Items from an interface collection
__________
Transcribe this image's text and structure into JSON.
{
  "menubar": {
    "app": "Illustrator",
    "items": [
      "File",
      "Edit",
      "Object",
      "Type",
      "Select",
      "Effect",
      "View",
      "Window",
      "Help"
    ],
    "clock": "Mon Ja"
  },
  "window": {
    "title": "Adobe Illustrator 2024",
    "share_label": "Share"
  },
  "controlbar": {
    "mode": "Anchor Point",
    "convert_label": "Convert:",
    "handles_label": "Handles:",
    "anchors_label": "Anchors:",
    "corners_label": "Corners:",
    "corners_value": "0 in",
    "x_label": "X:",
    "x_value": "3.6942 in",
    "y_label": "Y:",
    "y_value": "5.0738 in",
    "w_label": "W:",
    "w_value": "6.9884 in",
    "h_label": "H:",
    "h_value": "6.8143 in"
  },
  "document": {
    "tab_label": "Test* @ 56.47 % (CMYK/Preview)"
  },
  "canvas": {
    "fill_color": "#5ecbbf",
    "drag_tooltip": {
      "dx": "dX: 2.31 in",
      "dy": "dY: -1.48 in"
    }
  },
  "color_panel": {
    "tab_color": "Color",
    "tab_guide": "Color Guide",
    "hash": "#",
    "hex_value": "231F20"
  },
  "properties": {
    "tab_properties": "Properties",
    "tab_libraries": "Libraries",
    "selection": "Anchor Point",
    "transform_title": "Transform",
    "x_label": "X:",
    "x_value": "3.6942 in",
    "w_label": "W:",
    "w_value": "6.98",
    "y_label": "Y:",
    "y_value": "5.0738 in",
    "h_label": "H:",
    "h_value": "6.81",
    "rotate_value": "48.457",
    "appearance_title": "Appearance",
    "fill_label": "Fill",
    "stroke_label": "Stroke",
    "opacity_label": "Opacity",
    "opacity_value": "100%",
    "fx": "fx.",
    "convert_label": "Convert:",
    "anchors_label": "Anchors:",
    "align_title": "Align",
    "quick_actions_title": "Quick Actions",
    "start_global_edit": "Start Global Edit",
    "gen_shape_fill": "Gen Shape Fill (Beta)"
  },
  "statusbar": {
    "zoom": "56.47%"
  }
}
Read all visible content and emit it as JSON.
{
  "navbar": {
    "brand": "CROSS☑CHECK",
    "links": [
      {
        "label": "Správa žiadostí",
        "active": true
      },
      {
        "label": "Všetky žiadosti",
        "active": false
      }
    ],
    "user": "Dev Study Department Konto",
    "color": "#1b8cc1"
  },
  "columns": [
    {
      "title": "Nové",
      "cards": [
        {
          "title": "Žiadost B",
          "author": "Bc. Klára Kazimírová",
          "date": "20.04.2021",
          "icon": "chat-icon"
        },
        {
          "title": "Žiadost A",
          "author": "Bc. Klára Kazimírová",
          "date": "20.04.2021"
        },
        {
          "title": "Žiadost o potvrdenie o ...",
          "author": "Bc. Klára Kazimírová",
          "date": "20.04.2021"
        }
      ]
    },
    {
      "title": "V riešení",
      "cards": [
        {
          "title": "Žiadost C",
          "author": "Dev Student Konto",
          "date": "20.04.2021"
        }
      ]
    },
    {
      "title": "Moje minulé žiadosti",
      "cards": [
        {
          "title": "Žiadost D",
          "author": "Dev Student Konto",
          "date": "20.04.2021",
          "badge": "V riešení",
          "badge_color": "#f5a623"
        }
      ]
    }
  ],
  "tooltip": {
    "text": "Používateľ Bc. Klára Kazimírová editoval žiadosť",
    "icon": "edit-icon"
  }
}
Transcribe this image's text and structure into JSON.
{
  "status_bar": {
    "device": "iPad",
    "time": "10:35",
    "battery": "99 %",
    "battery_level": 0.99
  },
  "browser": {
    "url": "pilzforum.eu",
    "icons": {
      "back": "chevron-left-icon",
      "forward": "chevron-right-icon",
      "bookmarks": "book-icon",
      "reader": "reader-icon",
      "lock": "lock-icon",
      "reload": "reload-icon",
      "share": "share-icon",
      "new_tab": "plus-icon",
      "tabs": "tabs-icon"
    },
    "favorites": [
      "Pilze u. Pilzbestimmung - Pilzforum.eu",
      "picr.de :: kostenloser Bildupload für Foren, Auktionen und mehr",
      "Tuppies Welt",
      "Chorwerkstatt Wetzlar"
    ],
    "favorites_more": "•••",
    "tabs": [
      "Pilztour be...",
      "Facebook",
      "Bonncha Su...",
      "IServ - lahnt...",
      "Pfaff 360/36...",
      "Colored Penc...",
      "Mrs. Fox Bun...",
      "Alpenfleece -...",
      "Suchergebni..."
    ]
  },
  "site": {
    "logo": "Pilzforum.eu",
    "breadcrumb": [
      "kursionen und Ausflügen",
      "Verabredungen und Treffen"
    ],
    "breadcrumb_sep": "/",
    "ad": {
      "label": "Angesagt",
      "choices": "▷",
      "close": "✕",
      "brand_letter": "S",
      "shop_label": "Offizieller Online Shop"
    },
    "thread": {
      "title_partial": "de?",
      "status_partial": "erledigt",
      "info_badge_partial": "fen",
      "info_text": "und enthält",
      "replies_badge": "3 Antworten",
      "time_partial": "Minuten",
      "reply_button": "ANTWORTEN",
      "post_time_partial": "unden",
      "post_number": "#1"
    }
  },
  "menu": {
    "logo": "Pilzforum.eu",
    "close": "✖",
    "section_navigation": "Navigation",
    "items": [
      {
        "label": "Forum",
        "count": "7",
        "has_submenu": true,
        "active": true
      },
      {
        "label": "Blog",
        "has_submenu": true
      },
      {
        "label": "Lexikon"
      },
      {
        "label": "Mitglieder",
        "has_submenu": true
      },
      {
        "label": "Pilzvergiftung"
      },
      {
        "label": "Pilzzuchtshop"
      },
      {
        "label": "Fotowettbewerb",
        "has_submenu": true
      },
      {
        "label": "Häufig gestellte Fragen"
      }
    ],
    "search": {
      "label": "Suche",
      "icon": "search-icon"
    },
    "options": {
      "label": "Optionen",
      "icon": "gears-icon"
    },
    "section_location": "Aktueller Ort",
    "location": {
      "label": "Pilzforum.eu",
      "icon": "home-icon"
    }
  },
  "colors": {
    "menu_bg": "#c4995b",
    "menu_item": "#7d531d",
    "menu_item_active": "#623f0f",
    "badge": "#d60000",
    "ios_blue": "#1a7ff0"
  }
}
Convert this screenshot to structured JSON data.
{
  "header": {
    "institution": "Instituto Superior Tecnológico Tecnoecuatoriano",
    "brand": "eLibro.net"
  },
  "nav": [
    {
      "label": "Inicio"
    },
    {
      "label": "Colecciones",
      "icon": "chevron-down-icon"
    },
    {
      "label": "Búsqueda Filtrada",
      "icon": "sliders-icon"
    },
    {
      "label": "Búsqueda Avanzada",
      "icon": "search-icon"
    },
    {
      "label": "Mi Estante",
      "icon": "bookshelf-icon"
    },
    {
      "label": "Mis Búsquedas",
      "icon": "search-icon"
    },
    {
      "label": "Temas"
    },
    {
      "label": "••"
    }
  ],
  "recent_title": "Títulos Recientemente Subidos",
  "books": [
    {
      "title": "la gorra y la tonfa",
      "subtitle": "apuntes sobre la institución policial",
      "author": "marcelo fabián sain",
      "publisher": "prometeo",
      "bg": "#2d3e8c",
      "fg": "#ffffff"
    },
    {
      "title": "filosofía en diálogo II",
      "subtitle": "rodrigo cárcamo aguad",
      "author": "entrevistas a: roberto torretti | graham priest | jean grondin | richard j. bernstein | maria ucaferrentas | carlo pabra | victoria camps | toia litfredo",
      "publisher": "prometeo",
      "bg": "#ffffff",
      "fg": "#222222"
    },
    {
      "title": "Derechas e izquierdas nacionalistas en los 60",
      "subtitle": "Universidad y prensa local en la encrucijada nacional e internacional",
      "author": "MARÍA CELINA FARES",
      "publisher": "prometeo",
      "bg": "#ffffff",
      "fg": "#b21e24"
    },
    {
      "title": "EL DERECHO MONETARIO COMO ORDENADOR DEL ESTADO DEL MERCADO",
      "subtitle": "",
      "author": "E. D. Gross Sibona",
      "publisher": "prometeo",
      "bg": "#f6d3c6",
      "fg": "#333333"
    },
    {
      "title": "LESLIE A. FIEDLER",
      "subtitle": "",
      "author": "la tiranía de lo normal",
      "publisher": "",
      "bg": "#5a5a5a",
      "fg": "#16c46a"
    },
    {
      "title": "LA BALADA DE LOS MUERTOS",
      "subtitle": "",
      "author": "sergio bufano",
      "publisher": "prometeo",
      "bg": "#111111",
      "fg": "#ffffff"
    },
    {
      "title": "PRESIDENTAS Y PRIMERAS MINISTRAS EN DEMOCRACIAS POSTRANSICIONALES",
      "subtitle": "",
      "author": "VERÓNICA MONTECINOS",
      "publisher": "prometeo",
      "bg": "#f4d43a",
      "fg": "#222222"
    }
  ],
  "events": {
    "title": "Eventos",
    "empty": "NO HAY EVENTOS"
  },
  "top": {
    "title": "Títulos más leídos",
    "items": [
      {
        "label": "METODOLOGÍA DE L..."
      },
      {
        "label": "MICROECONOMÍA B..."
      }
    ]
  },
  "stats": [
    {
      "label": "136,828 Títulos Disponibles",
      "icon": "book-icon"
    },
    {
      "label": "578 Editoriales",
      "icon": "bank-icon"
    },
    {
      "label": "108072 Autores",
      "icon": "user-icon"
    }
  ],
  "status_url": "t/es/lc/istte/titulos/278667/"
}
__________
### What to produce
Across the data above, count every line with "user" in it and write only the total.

### Written response
2